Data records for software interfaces
>>

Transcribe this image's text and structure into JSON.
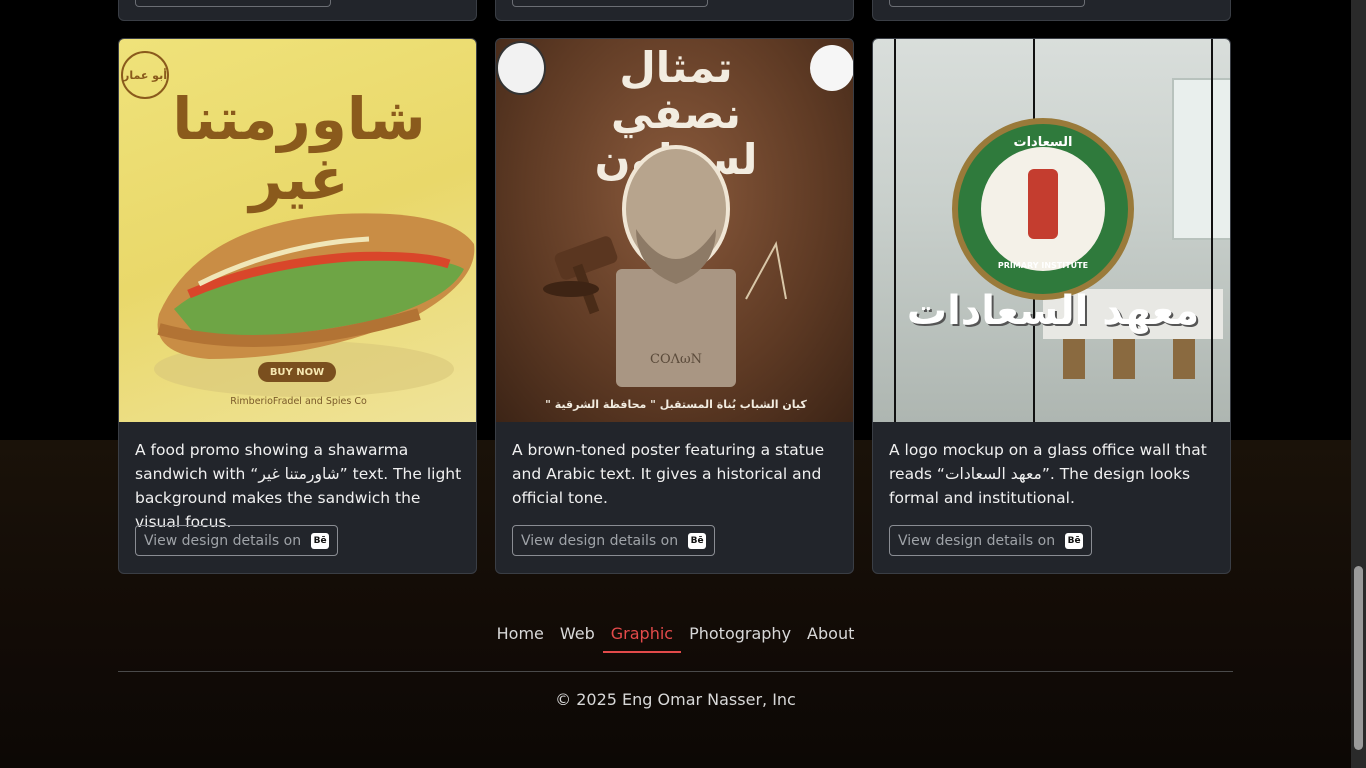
{
  "cards": [
    {
      "image_alt": "Shawarma sandwich promo",
      "image_text": {
        "title": "شاورمتنا غير",
        "logo": "أبو عمار",
        "cta": "BUY NOW",
        "credit": "RimberioFradel and Spies Co"
      },
      "description": "A food promo showing a shawarma sandwich with “شاورمتنا غير” text. The light background makes the sandwich the visual focus.",
      "button_label": "View design details on",
      "button_icon": "behance-icon"
    },
    {
      "image_alt": "Brown-toned statue poster",
      "image_text": {
        "title": "تمثال نصفي لسولون",
        "footer": "كيان الشباب بُناة المستقبل \" محافظة الشرقية \"",
        "plaque": "COΛωN"
      },
      "description": "A brown-toned poster featuring a statue and Arabic text. It gives a historical and official tone.",
      "button_label": "View design details on",
      "button_icon": "behance-icon"
    },
    {
      "image_alt": "Logo mockup on glass office wall",
      "image_text": {
        "title": "معهد السعادات",
        "emblem_top": "السعادات",
        "emblem_bottom": "PRIMARY INSTITUTE"
      },
      "description": "A logo mockup on a glass office wall that reads “معهد السعادات”. The design looks formal and institutional.",
      "button_label": "View design details on",
      "button_icon": "behance-icon"
    }
  ],
  "nav": {
    "items": [
      {
        "label": "Home",
        "active": false
      },
      {
        "label": "Web",
        "active": false
      },
      {
        "label": "Graphic",
        "active": true
      },
      {
        "label": "Photography",
        "active": false
      },
      {
        "label": "About",
        "active": false
      }
    ]
  },
  "footer": {
    "copyright": "© 2025 Eng Omar Nasser, Inc"
  },
  "colors": {
    "accent": "#e34a4a",
    "card_bg": "#22252b",
    "page_bg": "#000000"
  }
}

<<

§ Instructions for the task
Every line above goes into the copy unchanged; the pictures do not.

§ Solution to the exercise
Transcribe this image's text and structure into JSON.
{
  "cards": [
    {
      "image_alt": "Shawarma sandwich promo",
      "image_text": {
        "title": "شاورمتنا غير",
        "logo": "أبو عمار",
        "cta": "BUY NOW",
        "credit": "RimberioFradel and Spies Co"
      },
      "description": "A food promo showing a shawarma sandwich with “شاورمتنا غير” text. The light background makes the sandwich the visual focus.",
      "button_label": "View design details on",
      "button_icon": "behance-icon"
    },
    {
      "image_alt": "Brown-toned statue poster",
      "image_text": {
        "title": "تمثال نصفي لسولون",
        "footer": "كيان الشباب بُناة المستقبل \" محافظة الشرقية \"",
        "plaque": "COΛωN"
      },
      "description": "A brown-toned poster featuring a statue and Arabic text. It gives a historical and official tone.",
      "button_label": "View design details on",
      "button_icon": "behance-icon"
    },
    {
      "image_alt": "Logo mockup on glass office wall",
      "image_text": {
        "title": "معهد السعادات",
        "emblem_top": "السعادات",
        "emblem_bottom": "PRIMARY INSTITUTE"
      },
      "description": "A logo mockup on a glass office wall that reads “معهد السعادات”. The design looks formal and institutional.",
      "button_label": "View design details on",
      "button_icon": "behance-icon"
    }
  ],
  "nav": {
    "items": [
      {
        "label": "Home",
        "active": false
      },
      {
        "label": "Web",
        "active": false
      },
      {
        "label": "Graphic",
        "active": true
      },
      {
        "label": "Photography",
        "active": false
      },
      {
        "label": "About",
        "active": false
      }
    ]
  },
  "footer": {
    "copyright": "© 2025 Eng Omar Nasser, Inc"
  },
  "colors": {
    "accent": "#e34a4a",
    "card_bg": "#22252b",
    "page_bg": "#000000"
  }
}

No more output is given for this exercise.